* _WORK ORDER_
In the entries below, some lines contain "true"; work out how many and answer with the figure only.

* _SUPPLIED MATERIAL_

BEGIN

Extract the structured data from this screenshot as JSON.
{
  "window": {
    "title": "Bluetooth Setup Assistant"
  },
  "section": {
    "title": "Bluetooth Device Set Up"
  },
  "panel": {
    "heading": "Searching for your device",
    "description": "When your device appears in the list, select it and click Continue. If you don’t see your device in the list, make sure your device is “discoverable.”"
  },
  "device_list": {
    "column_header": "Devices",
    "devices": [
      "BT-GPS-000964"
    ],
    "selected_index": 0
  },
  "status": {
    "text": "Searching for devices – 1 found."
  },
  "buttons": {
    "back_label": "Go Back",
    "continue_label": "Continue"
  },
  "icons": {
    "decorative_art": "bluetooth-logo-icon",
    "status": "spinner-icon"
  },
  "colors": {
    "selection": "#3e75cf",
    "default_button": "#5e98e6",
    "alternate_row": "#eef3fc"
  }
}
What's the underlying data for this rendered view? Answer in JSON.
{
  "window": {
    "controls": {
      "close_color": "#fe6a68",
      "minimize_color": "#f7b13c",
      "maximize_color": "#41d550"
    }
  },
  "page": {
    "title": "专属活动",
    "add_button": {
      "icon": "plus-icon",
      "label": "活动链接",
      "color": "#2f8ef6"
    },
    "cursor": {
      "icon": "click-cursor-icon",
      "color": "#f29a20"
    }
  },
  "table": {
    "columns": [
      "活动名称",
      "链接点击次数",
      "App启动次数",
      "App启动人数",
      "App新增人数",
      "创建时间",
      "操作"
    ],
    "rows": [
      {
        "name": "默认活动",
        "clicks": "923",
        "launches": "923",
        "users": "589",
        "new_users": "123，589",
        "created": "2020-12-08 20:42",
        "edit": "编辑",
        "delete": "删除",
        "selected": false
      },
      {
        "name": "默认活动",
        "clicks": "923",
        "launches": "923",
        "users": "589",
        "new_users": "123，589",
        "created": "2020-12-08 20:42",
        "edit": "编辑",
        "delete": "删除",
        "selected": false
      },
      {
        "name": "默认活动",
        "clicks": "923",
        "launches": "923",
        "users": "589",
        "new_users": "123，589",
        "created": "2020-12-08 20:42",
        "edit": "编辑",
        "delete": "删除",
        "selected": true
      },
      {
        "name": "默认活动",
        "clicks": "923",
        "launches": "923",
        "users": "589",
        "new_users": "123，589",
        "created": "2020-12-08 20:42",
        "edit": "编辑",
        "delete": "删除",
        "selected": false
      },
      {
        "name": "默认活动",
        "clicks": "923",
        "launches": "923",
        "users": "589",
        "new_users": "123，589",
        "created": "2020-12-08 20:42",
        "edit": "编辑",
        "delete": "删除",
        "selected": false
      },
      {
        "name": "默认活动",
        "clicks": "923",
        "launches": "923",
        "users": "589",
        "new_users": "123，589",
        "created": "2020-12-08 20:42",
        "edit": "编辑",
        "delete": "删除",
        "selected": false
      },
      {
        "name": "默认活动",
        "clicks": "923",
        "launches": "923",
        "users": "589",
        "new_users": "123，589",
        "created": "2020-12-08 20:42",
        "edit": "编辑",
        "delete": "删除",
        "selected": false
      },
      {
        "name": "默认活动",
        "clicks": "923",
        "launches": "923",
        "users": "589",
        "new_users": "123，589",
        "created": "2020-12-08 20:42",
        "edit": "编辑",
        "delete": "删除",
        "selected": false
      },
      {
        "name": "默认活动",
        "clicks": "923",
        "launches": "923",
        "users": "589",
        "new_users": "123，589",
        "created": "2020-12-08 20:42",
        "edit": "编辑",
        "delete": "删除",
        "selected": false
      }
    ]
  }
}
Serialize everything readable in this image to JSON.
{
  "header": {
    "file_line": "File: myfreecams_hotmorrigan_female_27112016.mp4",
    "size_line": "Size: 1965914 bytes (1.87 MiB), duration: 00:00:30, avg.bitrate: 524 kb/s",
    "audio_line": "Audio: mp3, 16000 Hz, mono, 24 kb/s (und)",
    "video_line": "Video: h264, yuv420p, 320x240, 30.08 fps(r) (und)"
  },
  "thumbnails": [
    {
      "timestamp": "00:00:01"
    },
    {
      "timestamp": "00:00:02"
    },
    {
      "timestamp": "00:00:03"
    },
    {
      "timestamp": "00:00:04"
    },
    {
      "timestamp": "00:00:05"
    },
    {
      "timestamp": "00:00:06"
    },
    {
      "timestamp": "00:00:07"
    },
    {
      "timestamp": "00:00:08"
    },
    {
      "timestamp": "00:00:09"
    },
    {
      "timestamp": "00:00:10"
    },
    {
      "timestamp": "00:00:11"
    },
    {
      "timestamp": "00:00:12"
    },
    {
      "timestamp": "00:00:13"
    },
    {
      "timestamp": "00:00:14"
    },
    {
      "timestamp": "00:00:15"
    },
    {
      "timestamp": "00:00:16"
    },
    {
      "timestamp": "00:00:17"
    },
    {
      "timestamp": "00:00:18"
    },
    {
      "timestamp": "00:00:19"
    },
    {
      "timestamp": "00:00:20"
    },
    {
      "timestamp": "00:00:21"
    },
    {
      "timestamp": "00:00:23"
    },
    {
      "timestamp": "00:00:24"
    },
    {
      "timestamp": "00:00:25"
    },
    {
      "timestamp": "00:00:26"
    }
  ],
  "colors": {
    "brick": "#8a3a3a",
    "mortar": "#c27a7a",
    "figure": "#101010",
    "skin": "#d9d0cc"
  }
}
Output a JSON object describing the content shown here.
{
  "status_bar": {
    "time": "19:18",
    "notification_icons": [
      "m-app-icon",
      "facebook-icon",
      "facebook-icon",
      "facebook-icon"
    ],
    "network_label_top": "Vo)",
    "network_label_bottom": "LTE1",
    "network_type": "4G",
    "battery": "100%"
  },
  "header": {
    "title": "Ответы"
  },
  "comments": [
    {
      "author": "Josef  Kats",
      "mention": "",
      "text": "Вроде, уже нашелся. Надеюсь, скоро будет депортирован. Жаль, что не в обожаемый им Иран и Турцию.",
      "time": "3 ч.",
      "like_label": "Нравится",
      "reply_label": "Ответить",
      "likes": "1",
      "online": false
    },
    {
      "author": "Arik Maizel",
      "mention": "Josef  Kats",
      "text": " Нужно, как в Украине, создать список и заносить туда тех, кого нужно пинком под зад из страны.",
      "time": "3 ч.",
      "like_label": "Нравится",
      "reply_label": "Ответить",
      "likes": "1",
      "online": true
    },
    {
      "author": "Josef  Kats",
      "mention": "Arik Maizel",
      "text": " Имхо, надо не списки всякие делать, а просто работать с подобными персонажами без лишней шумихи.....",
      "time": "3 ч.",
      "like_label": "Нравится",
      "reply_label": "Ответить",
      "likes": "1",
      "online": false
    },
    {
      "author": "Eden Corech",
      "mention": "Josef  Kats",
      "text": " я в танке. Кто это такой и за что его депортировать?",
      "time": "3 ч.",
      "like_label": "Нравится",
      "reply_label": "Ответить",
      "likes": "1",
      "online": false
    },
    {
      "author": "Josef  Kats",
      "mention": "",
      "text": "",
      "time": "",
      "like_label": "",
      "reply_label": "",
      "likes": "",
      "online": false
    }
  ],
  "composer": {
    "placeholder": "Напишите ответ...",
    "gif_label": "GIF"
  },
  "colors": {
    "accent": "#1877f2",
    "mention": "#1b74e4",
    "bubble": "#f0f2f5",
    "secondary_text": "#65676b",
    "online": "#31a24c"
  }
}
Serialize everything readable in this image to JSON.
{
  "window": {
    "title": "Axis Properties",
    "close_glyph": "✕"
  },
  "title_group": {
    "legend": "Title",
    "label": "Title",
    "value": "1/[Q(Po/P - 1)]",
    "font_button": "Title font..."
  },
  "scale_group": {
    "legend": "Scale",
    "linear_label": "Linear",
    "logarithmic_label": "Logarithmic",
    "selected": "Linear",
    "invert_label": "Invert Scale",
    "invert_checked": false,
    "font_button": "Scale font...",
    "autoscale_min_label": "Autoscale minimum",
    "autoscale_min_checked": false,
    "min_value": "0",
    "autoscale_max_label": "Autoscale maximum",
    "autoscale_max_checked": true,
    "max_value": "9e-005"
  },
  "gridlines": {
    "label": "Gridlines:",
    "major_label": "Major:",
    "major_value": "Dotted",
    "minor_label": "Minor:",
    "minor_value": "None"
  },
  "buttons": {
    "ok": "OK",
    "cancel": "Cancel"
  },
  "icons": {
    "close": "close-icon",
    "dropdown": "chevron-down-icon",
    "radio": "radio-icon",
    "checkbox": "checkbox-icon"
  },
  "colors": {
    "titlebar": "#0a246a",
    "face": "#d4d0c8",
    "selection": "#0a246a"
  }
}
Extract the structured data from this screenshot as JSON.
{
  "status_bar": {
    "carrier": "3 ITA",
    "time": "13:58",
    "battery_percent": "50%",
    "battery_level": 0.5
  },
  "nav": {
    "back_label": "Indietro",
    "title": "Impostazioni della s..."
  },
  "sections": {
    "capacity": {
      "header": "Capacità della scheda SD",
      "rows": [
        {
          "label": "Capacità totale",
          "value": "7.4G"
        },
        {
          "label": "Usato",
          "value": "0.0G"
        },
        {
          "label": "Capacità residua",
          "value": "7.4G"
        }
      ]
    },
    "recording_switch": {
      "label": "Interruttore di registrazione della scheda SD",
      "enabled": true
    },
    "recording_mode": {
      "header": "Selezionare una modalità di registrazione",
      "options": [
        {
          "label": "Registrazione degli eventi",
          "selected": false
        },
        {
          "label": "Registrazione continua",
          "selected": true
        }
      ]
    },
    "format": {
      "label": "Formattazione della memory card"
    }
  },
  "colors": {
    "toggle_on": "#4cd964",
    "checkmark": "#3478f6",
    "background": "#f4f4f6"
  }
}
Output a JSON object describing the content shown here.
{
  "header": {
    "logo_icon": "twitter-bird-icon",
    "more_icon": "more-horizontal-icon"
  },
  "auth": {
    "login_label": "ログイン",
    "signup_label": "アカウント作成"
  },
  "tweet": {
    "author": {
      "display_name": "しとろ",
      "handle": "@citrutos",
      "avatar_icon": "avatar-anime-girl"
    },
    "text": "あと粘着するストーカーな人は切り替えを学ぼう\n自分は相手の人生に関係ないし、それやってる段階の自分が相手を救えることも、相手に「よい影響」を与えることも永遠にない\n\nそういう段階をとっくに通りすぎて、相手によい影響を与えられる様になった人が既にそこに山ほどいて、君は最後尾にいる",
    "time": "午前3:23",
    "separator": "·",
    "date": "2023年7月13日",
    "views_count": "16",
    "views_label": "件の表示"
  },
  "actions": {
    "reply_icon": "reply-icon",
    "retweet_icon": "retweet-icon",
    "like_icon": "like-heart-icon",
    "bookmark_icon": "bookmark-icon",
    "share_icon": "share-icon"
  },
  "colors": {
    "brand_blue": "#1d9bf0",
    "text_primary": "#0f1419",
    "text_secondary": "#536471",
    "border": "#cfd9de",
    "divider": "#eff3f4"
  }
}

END

* _RESPONSE TO THIS TASK_
5